    Companies whose securities trade on a regulated market (“listed entities”) are within the scope of the EU Regulation 1606/2002 of 19 July 2002 (“IAS Regulation”) and are therefore required to prepare and publish their consolidated financial statements in accordance with IFRS’s as adopted by the European Union (“IFRS–EU”). Listed entities are also allowed - but not required - to prepare and publish their statutory annual financial statements under IFRS-EU. If such option is not exercised, statutory annual financial statements of listed entities are prepared in accordance with domestic provisions (LuxGAAP). EU-endorsed IFRS have slight modifications from IFRS (e.g., temporary 'carve-out' from IAS 39 Financial Instrument: Recognition and Measurement and a temporary extension of the scope of applying IFRS 9 Financial Instruments with IFRS 4 Insurance Contracts) but according to the IFRS Foundation, the majority of companies can state full compliance with the IFRS.

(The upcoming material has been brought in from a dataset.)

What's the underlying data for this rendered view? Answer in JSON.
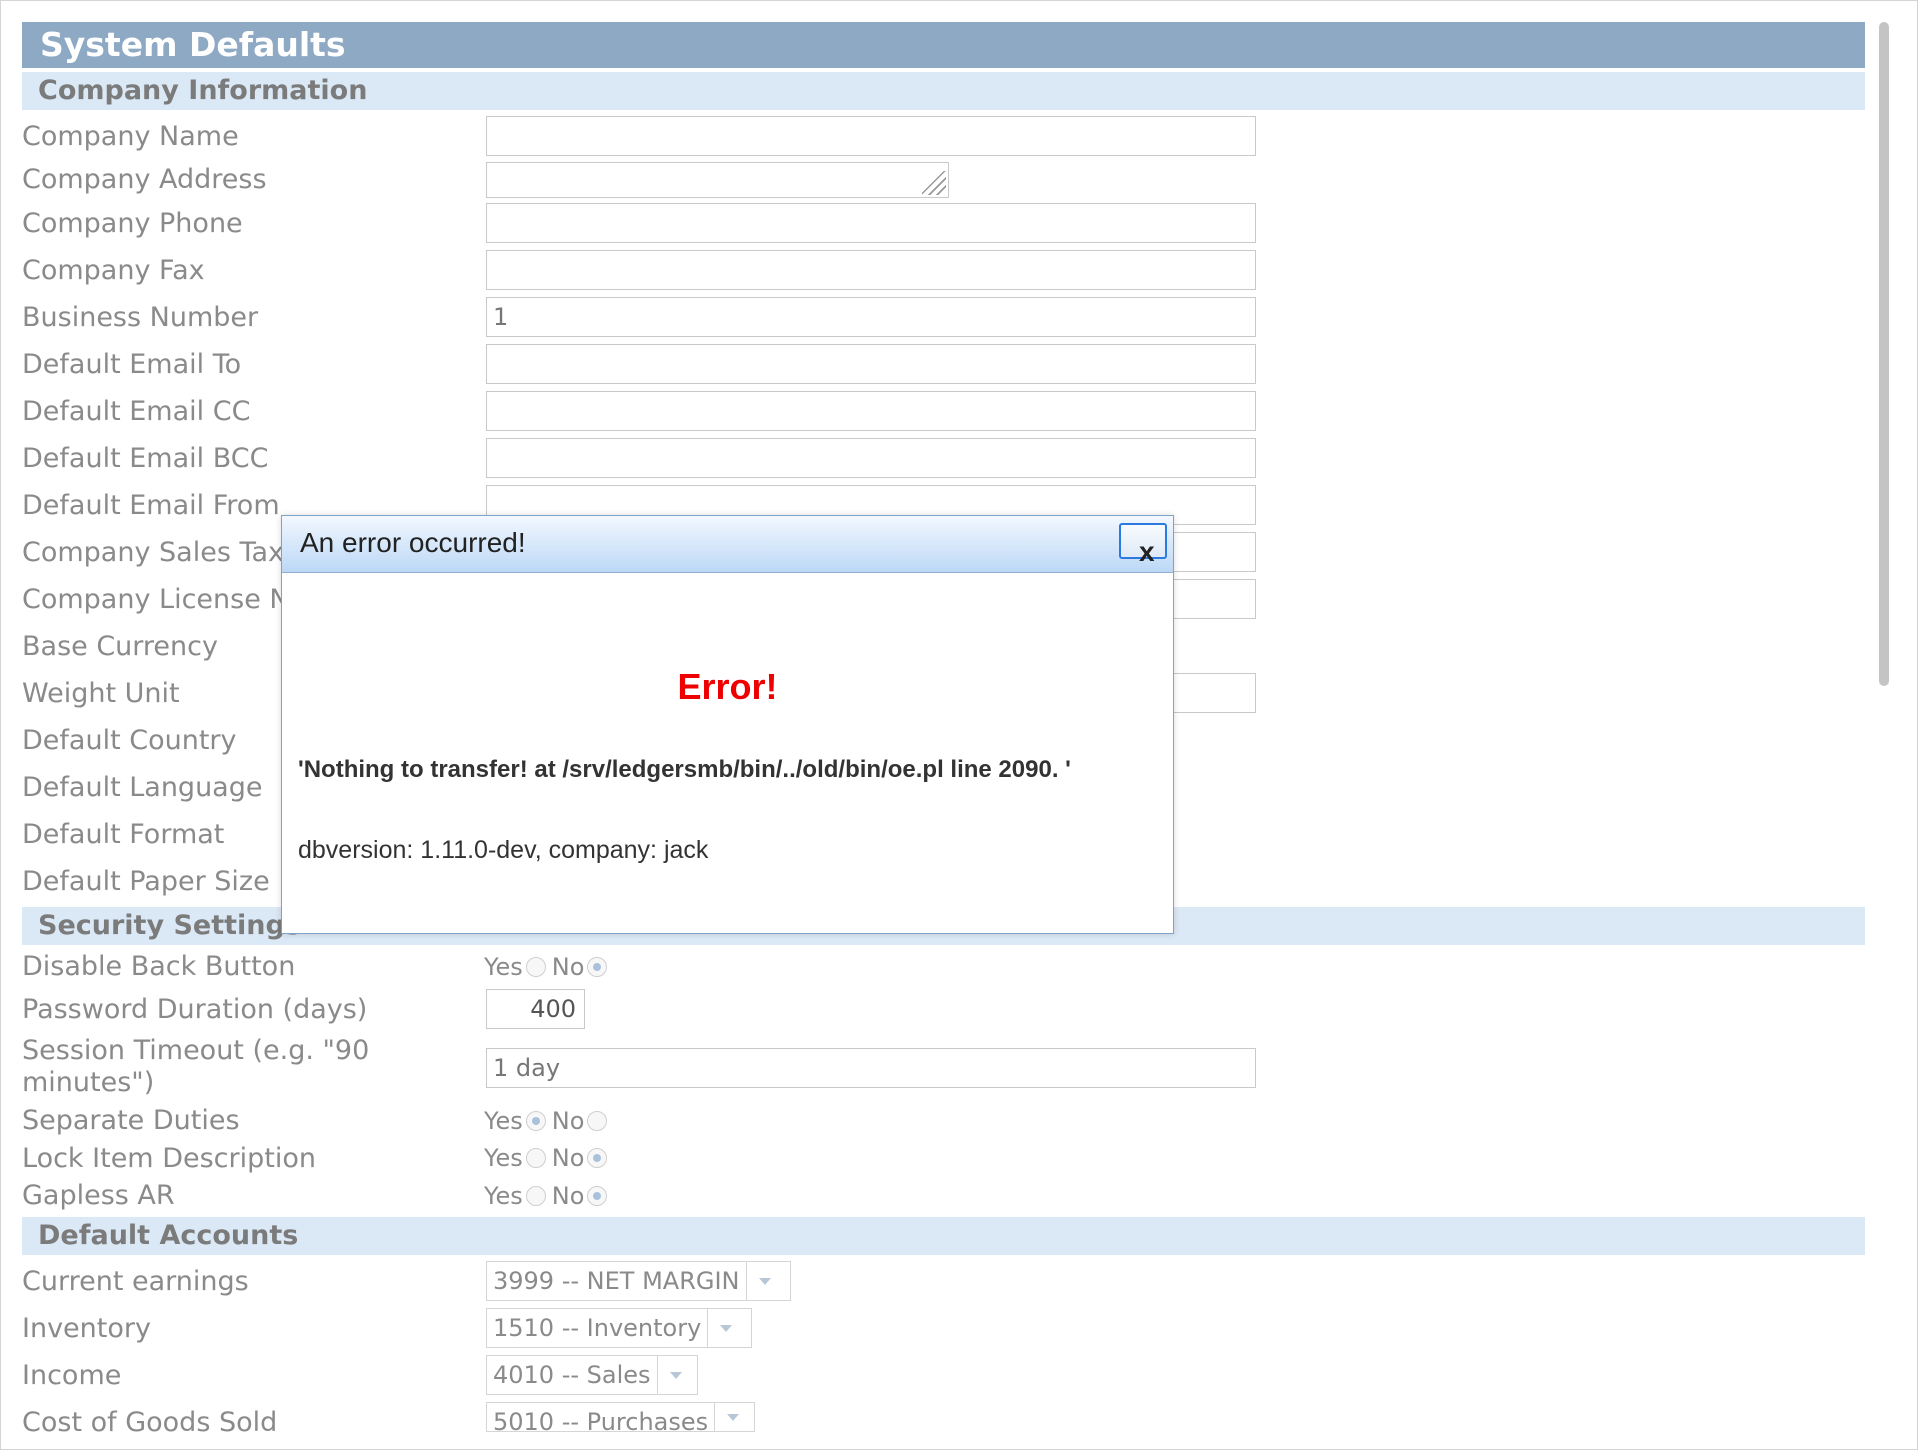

    Upon authorization from the Luxembourg accounting advisory board (“Commission des Normes Comptables”, “CNC”), other non-listed entities have the choice between using EU-endorsed IFRS or LuxGAAP for consolidated accounts and/or separate financial statements. LuxGAAP is outlined in the amended Law on Commercial Companies of 10 August 1915 (consolidated accounts) and the Law on the Commercial and Companies Register and on the Accounting Records and the Annual Accounts of Undertakings of 19 December 2002 (annual accounts). Although LuxGAAP is predominantly based on historic cost measurement, there are exceptions for entities such as investment companies for which fair value measurement is the default regime.

    Non-listed companies, such as banks, insurers, and other undertakings, must also consider other provisions outlined in legislation specific to their industry.

    Current Status: Partially Adopted

 

Disclaimer

IFAC bears no responsibility for the information provided in the SMO Action Plans prepared by IFAC member organizations. Please see our full Disclaimer for additional information.

Methodology

Methodology
Last updated: 09/2023
We welcome feedback. Please email membership@ifac.org